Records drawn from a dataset
--------------------------------

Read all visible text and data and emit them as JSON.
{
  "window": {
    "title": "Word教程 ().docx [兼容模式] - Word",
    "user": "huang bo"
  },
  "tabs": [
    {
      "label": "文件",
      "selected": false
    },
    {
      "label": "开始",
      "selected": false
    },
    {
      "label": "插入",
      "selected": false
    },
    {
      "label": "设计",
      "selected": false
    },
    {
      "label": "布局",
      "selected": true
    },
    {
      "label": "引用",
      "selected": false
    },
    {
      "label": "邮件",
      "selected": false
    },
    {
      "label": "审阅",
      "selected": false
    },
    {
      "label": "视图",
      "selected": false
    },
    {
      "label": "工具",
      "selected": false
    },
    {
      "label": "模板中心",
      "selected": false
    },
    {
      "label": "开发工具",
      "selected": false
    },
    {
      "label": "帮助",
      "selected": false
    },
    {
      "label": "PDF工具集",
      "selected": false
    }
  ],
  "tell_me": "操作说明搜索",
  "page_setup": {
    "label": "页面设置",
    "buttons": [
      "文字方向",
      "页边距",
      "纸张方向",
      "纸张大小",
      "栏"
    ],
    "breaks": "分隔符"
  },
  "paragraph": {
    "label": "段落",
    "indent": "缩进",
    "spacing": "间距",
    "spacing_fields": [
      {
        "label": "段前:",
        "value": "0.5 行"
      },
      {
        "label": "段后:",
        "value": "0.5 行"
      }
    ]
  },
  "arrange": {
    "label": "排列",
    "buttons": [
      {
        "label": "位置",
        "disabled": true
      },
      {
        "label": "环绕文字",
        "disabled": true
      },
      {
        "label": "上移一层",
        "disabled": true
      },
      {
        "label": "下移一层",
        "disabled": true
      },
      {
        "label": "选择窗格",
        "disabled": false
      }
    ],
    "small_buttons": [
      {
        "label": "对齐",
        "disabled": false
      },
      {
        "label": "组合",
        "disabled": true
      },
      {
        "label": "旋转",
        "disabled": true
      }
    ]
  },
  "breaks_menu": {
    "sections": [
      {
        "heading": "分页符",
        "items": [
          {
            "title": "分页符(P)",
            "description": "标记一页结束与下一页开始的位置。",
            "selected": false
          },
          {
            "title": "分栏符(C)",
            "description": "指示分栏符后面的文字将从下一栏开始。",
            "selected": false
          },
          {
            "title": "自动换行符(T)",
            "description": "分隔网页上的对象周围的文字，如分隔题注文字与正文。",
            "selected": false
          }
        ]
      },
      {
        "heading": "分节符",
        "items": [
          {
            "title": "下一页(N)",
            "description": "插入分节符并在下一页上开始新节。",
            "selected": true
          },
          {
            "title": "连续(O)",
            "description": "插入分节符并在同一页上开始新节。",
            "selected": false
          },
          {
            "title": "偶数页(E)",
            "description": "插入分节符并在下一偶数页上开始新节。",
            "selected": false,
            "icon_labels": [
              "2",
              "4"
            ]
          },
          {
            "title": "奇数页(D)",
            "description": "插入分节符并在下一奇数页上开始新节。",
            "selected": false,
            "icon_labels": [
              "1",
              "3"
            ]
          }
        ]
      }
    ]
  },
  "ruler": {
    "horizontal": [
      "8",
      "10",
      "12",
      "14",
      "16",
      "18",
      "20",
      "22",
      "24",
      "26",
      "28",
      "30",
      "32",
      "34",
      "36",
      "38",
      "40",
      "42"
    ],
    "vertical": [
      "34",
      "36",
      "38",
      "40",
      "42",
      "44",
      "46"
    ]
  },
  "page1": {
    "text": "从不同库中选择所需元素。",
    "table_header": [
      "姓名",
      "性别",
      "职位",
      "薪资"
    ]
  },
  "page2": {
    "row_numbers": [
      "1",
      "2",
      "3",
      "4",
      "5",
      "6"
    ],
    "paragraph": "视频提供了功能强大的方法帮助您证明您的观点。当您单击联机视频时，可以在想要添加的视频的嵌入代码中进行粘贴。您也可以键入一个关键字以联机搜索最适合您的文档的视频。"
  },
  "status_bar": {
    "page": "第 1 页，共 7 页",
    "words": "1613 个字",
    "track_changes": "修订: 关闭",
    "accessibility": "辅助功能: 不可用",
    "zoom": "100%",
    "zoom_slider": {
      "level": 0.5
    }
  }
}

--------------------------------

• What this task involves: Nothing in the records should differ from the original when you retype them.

• Result of the exercise:
Read all visible text and data and emit them as JSON.
{
  "window": {
    "title": "Word教程 ().docx [兼容模式] - Word",
    "user": "huang bo"
  },
  "tabs": [
    {
      "label": "文件",
      "selected": false
    },
    {
      "label": "开始",
      "selected": false
    },
    {
      "label": "插入",
      "selected": false
    },
    {
      "label": "设计",
      "selected": false
    },
    {
      "label": "布局",
      "selected": true
    },
    {
      "label": "引用",
      "selected": false
    },
    {
      "label": "邮件",
      "selected": false
    },
    {
      "label": "审阅",
      "selected": false
    },
    {
      "label": "视图",
      "selected": false
    },
    {
      "label": "工具",
      "selected": false
    },
    {
      "label": "模板中心",
      "selected": false
    },
    {
      "label": "开发工具",
      "selected": false
    },
    {
      "label": "帮助",
      "selected": false
    },
    {
      "label": "PDF工具集",
      "selected": false
    }
  ],
  "tell_me": "操作说明搜索",
  "page_setup": {
    "label": "页面设置",
    "buttons": [
      "文字方向",
      "页边距",
      "纸张方向",
      "纸张大小",
      "栏"
    ],
    "breaks": "分隔符"
  },
  "paragraph": {
    "label": "段落",
    "indent": "缩进",
    "spacing": "间距",
    "spacing_fields": [
      {
        "label": "段前:",
        "value": "0.5 行"
      },
      {
        "label": "段后:",
        "value": "0.5 行"
      }
    ]
  },
  "arrange": {
    "label": "排列",
    "buttons": [
      {
        "label": "位置",
        "disabled": true
      },
      {
        "label": "环绕文字",
        "disabled": true
      },
      {
        "label": "上移一层",
        "disabled": true
      },
      {
        "label": "下移一层",
        "disabled": true
      },
      {
        "label": "选择窗格",
        "disabled": false
      }
    ],
    "small_buttons": [
      {
        "label": "对齐",
        "disabled": false
      },
      {
        "label": "组合",
        "disabled": true
      },
      {
        "label": "旋转",
        "disabled": true
      }
    ]
  },
  "breaks_menu": {
    "sections": [
      {
        "heading": "分页符",
        "items": [
          {
            "title": "分页符(P)",
            "description": "标记一页结束与下一页开始的位置。",
            "selected": false
          },
          {
            "title": "分栏符(C)",
            "description": "指示分栏符后面的文字将从下一栏开始。",
            "selected": false
          },
          {
            "title": "自动换行符(T)",
            "description": "分隔网页上的对象周围的文字，如分隔题注文字与正文。",
            "selected": false
          }
        ]
      },
      {
        "heading": "分节符",
        "items": [
          {
            "title": "下一页(N)",
            "description": "插入分节符并在下一页上开始新节。",
            "selected": true
          },
          {
            "title": "连续(O)",
            "description": "插入分节符并在同一页上开始新节。",
            "selected": false
          },
          {
            "title": "偶数页(E)",
            "description": "插入分节符并在下一偶数页上开始新节。",
            "selected": false,
            "icon_labels": [
              "2",
              "4"
            ]
          },
          {
            "title": "奇数页(D)",
            "description": "插入分节符并在下一奇数页上开始新节。",
            "selected": false,
            "icon_labels": [
              "1",
              "3"
            ]
          }
        ]
      }
    ]
  },
  "ruler": {
    "horizontal": [
      "8",
      "10",
      "12",
      "14",
      "16",
      "18",
      "20",
      "22",
      "24",
      "26",
      "28",
      "30",
      "32",
      "34",
      "36",
      "38",
      "40",
      "42"
    ],
    "vertical": [
      "34",
      "36",
      "38",
      "40",
      "42",
      "44",
      "46"
    ]
  },
  "page1": {
    "text": "从不同库中选择所需元素。",
    "table_header": [
      "姓名",
      "性别",
      "职位",
      "薪资"
    ]
  },
  "page2": {
    "row_numbers": [
      "1",
      "2",
      "3",
      "4",
      "5",
      "6"
    ],
    "paragraph": "视频提供了功能强大的方法帮助您证明您的观点。当您单击联机视频时，可以在想要添加的视频的嵌入代码中进行粘贴。您也可以键入一个关键字以联机搜索最适合您的文档的视频。"
  },
  "status_bar": {
    "page": "第 1 页，共 7 页",
    "words": "1613 个字",
    "track_changes": "修订: 关闭",
    "accessibility": "辅助功能: 不可用",
    "zoom": "100%",
    "zoom_slider": {
      "level": 0.5
    }
  }
}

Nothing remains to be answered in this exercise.